Add some spice and flare to your house exterior finish using the zero joint walling

posted in: Blog | 1

External walls do not only provide the necessary protective shell to the structure that you are building. They also play a major role in determining the character and outlook of the structure and its eventual beauty.

Many finishing treatment options are available, mostly dependent with the type of building stones or blocks used for the walling.

Some stones have a poor outlook and their key role is to hold the structure. Most of the times, these are finished with plaster and painted or given a different external cladding like bricks, natural stones or various tiling options available. This is usually quite expensive.

Many more would use the stone, have the joints keyed in, and maybe, given a darker shade. This is commonly known as ‘Keyed Stone Finish’ This is definitely cheaper to build and maintain as no plaster or paint is required.

One finish that we usually recommend, budgets allowing, is the traditionally laid stones with a joint free appearance. These are commonly known as ‘Zero Joint walling’ in the construction industry circles.

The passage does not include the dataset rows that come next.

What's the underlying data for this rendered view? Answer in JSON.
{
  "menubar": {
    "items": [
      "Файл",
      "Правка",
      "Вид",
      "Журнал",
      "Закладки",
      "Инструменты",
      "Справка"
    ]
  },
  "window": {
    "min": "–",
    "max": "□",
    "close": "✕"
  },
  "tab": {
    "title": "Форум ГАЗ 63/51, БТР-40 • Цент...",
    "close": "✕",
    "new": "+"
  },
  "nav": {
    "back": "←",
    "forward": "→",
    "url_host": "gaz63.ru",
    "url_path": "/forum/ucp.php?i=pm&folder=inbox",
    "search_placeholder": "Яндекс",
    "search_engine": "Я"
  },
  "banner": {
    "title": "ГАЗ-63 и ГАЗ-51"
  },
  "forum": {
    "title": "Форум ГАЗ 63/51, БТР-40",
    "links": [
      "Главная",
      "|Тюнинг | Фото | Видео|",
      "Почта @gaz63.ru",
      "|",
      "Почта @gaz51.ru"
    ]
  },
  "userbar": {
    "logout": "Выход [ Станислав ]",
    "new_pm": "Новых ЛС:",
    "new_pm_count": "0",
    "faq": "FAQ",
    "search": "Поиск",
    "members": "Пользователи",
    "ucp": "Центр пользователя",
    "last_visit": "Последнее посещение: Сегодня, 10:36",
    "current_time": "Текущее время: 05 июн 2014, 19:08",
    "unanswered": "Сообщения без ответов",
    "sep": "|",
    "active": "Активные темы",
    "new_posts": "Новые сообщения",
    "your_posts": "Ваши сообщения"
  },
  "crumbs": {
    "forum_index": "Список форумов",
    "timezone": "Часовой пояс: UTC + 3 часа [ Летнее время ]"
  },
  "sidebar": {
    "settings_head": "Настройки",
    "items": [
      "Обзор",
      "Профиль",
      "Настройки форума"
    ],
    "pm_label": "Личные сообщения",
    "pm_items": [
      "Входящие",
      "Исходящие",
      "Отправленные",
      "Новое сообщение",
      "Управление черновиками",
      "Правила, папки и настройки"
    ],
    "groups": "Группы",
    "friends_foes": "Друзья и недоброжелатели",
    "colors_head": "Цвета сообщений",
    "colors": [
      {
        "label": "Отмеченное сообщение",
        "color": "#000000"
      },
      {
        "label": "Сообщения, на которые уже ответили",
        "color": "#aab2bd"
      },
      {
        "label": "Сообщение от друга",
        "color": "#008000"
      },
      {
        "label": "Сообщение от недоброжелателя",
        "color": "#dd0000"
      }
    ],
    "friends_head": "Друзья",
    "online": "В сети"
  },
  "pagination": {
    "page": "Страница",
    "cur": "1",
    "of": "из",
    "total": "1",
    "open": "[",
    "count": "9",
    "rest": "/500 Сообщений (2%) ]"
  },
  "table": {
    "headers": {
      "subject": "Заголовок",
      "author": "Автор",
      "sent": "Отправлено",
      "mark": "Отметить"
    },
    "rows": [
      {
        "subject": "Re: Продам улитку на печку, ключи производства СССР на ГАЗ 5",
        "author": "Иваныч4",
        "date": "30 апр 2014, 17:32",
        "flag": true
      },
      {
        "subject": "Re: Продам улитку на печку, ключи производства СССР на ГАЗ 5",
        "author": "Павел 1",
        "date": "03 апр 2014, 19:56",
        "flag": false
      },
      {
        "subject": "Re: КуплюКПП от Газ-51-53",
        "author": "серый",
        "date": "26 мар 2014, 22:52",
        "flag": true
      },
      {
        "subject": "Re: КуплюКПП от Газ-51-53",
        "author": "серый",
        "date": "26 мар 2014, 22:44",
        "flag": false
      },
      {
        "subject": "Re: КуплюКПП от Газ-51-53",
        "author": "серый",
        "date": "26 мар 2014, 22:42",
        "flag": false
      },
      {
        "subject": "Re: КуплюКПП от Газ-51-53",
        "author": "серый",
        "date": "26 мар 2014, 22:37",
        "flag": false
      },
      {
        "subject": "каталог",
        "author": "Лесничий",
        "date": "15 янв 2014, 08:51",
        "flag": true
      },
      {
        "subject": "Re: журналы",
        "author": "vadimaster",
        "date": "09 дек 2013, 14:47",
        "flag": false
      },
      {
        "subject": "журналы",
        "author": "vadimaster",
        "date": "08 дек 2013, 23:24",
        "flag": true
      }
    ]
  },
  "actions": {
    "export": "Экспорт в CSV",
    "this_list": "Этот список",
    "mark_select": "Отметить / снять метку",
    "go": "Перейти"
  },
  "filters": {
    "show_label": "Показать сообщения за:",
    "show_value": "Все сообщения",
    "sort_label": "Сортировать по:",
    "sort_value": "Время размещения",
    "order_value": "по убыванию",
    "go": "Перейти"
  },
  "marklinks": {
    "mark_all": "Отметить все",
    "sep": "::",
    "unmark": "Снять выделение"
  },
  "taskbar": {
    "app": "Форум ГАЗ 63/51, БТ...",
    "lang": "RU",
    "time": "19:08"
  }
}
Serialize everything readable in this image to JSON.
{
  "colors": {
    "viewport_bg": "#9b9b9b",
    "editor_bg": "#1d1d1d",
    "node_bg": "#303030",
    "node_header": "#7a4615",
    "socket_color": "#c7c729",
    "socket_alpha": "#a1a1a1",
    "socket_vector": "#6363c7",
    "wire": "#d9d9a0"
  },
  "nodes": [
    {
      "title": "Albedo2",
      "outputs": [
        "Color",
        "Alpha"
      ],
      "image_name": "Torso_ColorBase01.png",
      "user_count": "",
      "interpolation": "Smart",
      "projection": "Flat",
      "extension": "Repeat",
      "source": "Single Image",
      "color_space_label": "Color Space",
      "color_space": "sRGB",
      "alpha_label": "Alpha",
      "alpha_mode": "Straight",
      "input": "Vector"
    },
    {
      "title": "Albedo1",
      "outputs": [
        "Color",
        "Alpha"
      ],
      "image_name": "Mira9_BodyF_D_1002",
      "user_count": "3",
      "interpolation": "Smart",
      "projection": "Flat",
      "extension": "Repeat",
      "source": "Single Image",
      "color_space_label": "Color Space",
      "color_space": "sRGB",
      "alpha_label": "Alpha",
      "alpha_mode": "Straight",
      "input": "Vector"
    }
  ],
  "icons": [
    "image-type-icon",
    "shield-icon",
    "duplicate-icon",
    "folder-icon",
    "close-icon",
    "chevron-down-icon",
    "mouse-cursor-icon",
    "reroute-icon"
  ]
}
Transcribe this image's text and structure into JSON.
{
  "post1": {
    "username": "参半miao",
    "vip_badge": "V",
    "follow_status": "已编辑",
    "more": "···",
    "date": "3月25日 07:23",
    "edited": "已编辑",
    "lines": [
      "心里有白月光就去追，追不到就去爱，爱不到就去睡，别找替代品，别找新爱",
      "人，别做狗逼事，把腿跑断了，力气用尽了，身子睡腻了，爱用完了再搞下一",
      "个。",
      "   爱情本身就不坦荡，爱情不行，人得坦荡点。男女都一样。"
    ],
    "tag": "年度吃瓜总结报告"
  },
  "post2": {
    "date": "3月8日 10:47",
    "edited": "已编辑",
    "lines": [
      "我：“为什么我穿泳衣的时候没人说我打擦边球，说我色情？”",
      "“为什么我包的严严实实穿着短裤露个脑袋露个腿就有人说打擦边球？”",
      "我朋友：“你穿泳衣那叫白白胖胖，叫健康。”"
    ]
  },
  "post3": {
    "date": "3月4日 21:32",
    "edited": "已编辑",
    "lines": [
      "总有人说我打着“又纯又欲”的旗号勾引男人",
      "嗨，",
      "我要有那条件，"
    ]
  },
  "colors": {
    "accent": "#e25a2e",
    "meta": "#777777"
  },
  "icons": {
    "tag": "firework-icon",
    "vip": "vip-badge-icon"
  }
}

It is a slow, and painstaking exercise that requires outstanding skills and unmatched patience. Dressing the stone to achieve the angles that would give it the ‘Zero Joint walling’ finish is no walk in the park. Laying the stones is also another task that requires great skill and time.

On completion, the stone is brushed and polished as required achieving an impeccable zero joint walling finish that always leaves people wondering how the stones that seem to have been placed on top of each other without any mortar hold.

The images posted are for one of our projects where we have used the zero joint walling technique. Of course, we also used coloured stones to give the house more character.

The author is the principal architect at AKML and publisher and editor of the BUILDesign magazine.

Follow Arch. Martin Tairo Maseghe:

Arch. Martin Tairo Maseghe is an Architecture, Interior Design and Project Management Consultant. He is also a Certified Public Accountant of Kenya, CPA(K). He is director at AKML and also publisher of Kenya's leading architectural review magazine, BUILDesign Magazine.

One Response

  1. Shepherd Ramsbottom

    Hi Arch.Martin,
    I’m interested in erecting pillars and wondering which ones will be the best and more stronger one,concrete or the bricks one?

Leave a Reply